My question is simple: how aware are we in the continuous indwelling presence of the Trinity? God is aware of everything your eyes see, every thought that passes through your head, every thought you stop to dwell on, every word that comes out of your mouth, every word you write, every place your feet take you, everything your hands do.

He is aware because he lives in you. In Moses’ words, “Let me know your ways so I can understand you more fully.” God’s answer? “I’ll go one better. I’ll come and live within you and we can go from there. Let’s talk. Now about the other day you were asking about what it means to be holy . . .”

Music: “Take Time to Be Holy”  (Slane: nice tune)  Mormon Tabernacle Choir


Glorious God, give me grace to amend my life and to have an eye to my end without begrudging death, which to those who die in you, good Lord, is the gate of a wealthy life. And give me, good Lord, a humble, lowly, quiet, peaceable, patient, charitable, kind, tender and pitiful mind, in all my works and all my words and all my thoughts, to have a taste of your holy, blessed Spirit. Give me, good Lord, a full faith, a firm hope, and a fervent charity, a love of you incomparably above the love of myself. Give me, good Lord, a longing to be with you, not to avoid the calamities of this world, nor so much to attain the joys of heaven, as simply for love of you. And give me, good Lord, your love and favor, which my love of you, however great it might be, could not deserve were it not for your great goodness. These things, good Lord, that I pray for, give me your grace to labor for. In the name of Jesus, my Savior. Amen.    

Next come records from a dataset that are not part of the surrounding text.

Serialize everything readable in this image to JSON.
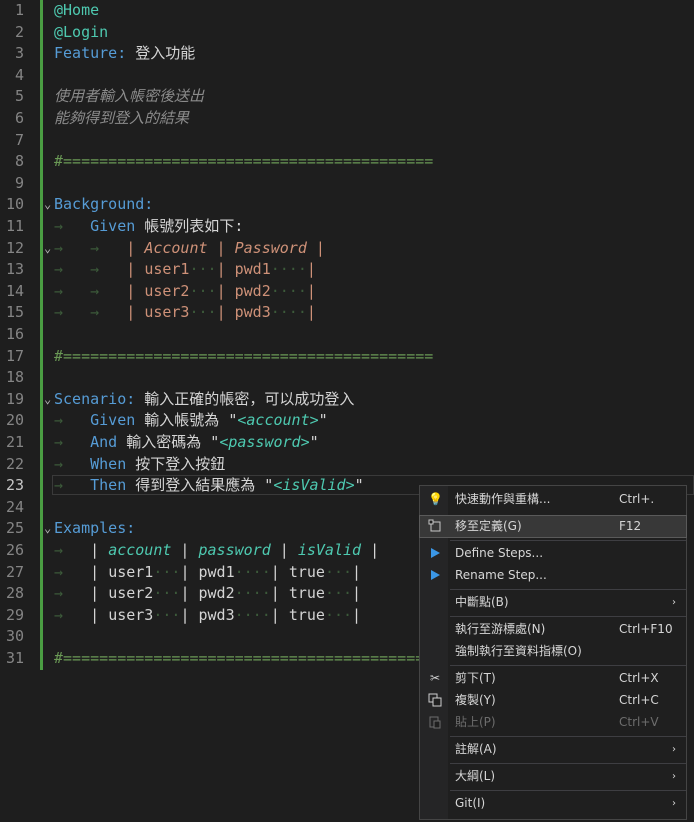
{
  "editor": {
    "lines": [
      {
        "n": "1"
      },
      {
        "n": "2"
      },
      {
        "n": "3"
      },
      {
        "n": "4"
      },
      {
        "n": "5"
      },
      {
        "n": "6"
      },
      {
        "n": "7"
      },
      {
        "n": "8"
      },
      {
        "n": "9"
      },
      {
        "n": "10"
      },
      {
        "n": "11"
      },
      {
        "n": "12"
      },
      {
        "n": "13"
      },
      {
        "n": "14"
      },
      {
        "n": "15"
      },
      {
        "n": "16"
      },
      {
        "n": "17"
      },
      {
        "n": "18"
      },
      {
        "n": "19"
      },
      {
        "n": "20"
      },
      {
        "n": "21"
      },
      {
        "n": "22"
      },
      {
        "n": "23"
      },
      {
        "n": "24"
      },
      {
        "n": "25"
      },
      {
        "n": "26"
      },
      {
        "n": "27"
      },
      {
        "n": "28"
      },
      {
        "n": "29"
      },
      {
        "n": "30"
      },
      {
        "n": "31"
      }
    ],
    "tag_home": "@Home",
    "tag_login": "@Login",
    "feature_kw": "Feature:",
    "feature_title": " 登入功能",
    "desc1": "使用者輸入帳密後送出",
    "desc2": "能夠得到登入的結果",
    "separator": "#=========================================",
    "background_kw": "Background:",
    "given_kw": "Given",
    "given_bg_text": " 帳號列表如下:",
    "bg_table": {
      "headers": [
        "Account",
        "Password"
      ],
      "rows": [
        [
          "user1",
          "pwd1"
        ],
        [
          "user2",
          "pwd2"
        ],
        [
          "user3",
          "pwd3"
        ]
      ]
    },
    "scenario_kw": "Scenario:",
    "scenario_title": " 輸入正確的帳密，可以成功登入",
    "step_given_text": " 輸入帳號為 \"",
    "step_given_ph": "<account>",
    "and_kw": "And",
    "step_and_text": " 輸入密碼為 \"",
    "step_and_ph": "<password>",
    "when_kw": "When",
    "step_when_text": " 按下登入按鈕",
    "then_kw": "Then",
    "step_then_text": " 得到登入結果應為 \"",
    "step_then_ph": "<isValid>",
    "quote": "\"",
    "examples_kw": "Examples:",
    "ex_table": {
      "headers": [
        "account",
        "password",
        "isValid"
      ],
      "rows": [
        [
          "user1",
          "pwd1",
          "true"
        ],
        [
          "user2",
          "pwd2",
          "true"
        ],
        [
          "user3",
          "pwd3",
          "true"
        ]
      ]
    },
    "active_line": "23"
  },
  "menu": {
    "quick_actions": {
      "label": "快速動作與重構...",
      "shortcut": "Ctrl+."
    },
    "goto_def": {
      "label": "移至定義(G)",
      "shortcut": "F12"
    },
    "define_steps": {
      "label": "Define Steps..."
    },
    "rename_step": {
      "label": "Rename Step..."
    },
    "breakpoint": {
      "label": "中斷點(B)"
    },
    "run_to_cursor": {
      "label": "執行至游標處(N)",
      "shortcut": "Ctrl+F10"
    },
    "force_run": {
      "label": "強制執行至資料指標(O)"
    },
    "cut": {
      "label": "剪下(T)",
      "shortcut": "Ctrl+X"
    },
    "copy": {
      "label": "複製(Y)",
      "shortcut": "Ctrl+C"
    },
    "paste": {
      "label": "貼上(P)",
      "shortcut": "Ctrl+V"
    },
    "comment": {
      "label": "註解(A)"
    },
    "outline": {
      "label": "大綱(L)"
    },
    "git": {
      "label": "Git(I)"
    },
    "arrow": "›"
  },
  "colors": {
    "accent_green": "#4a9d42",
    "keyword": "#569cd6",
    "string": "#ce9178",
    "tag": "#4ec9b0"
  }
}
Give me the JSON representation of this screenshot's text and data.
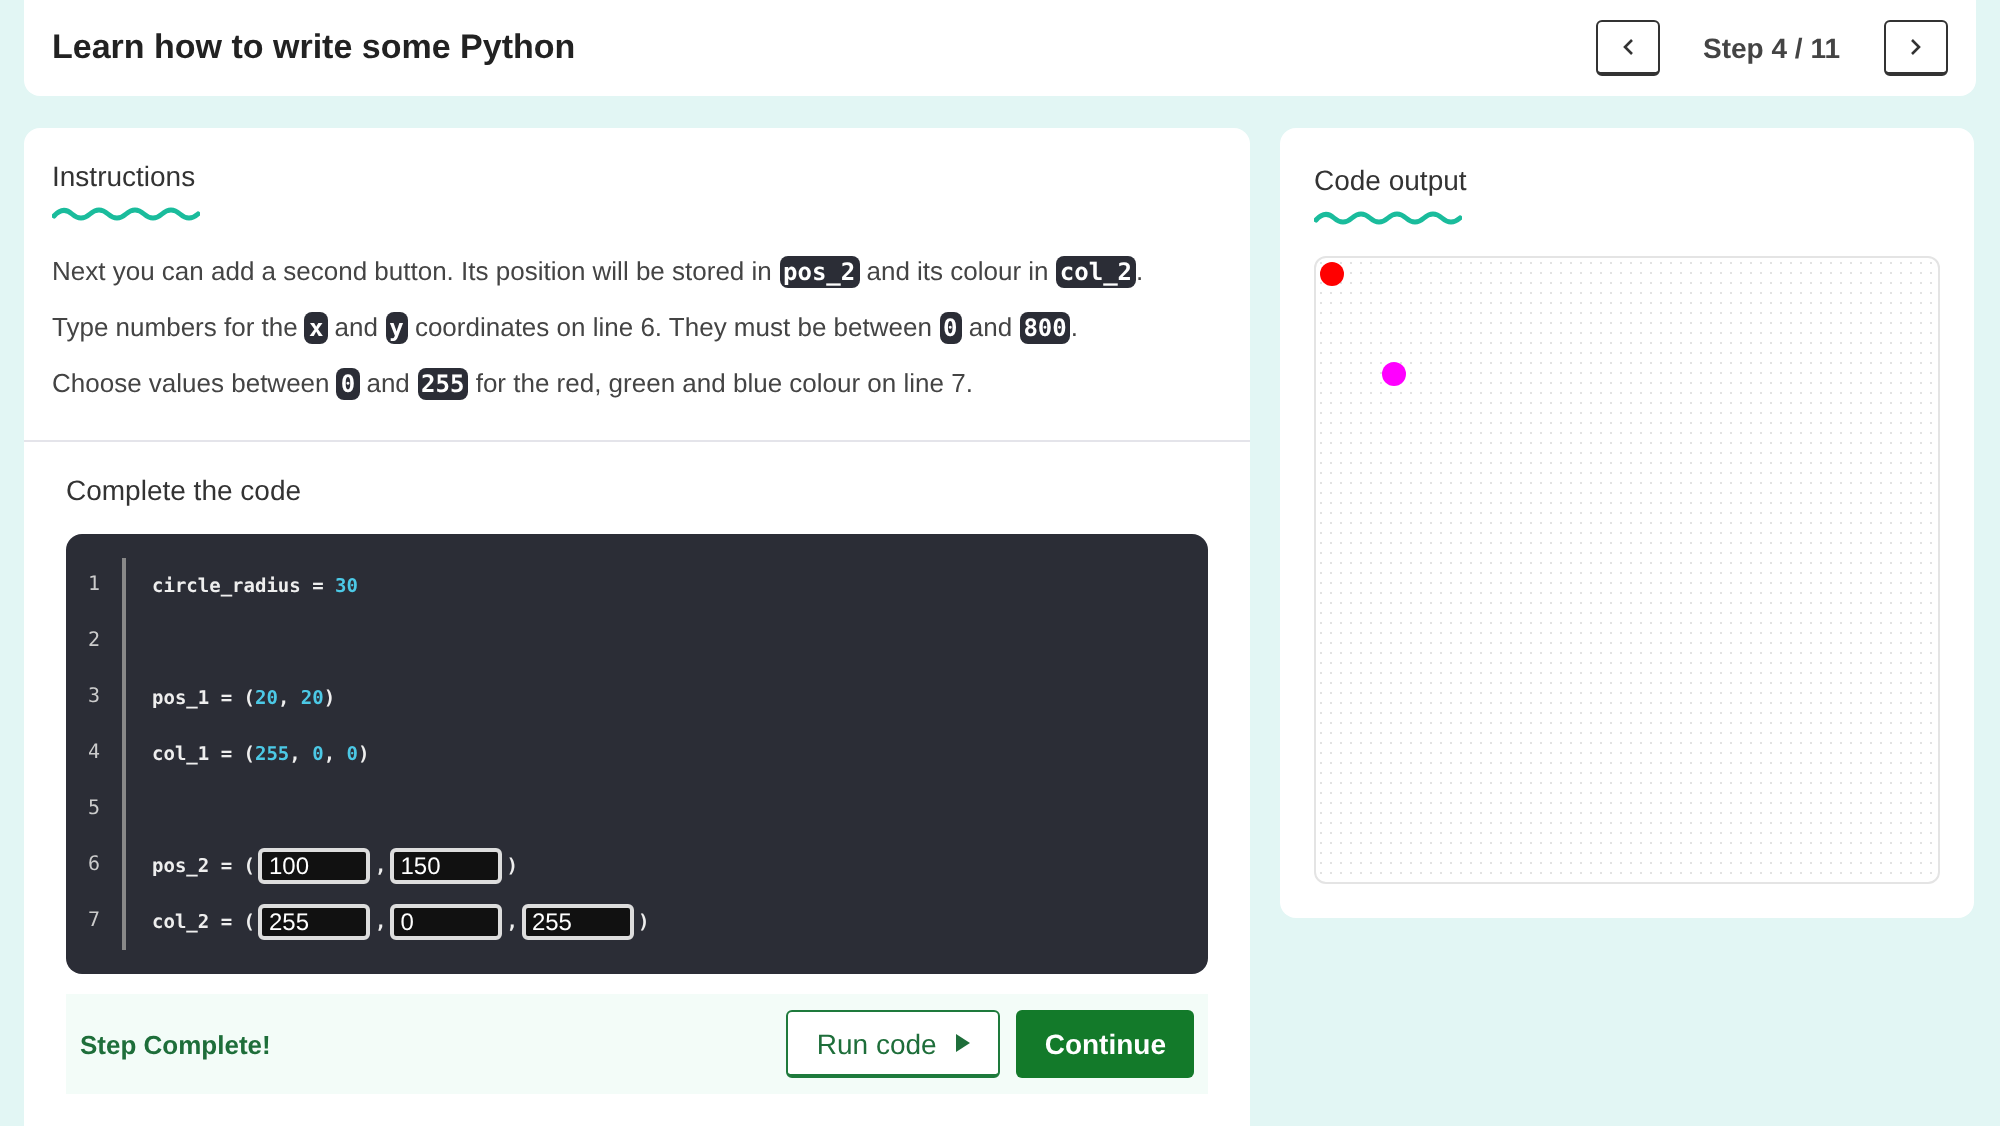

         ―Thomas More  1478-1535, from Eerdmans’ Book of Famous Prayers, p.41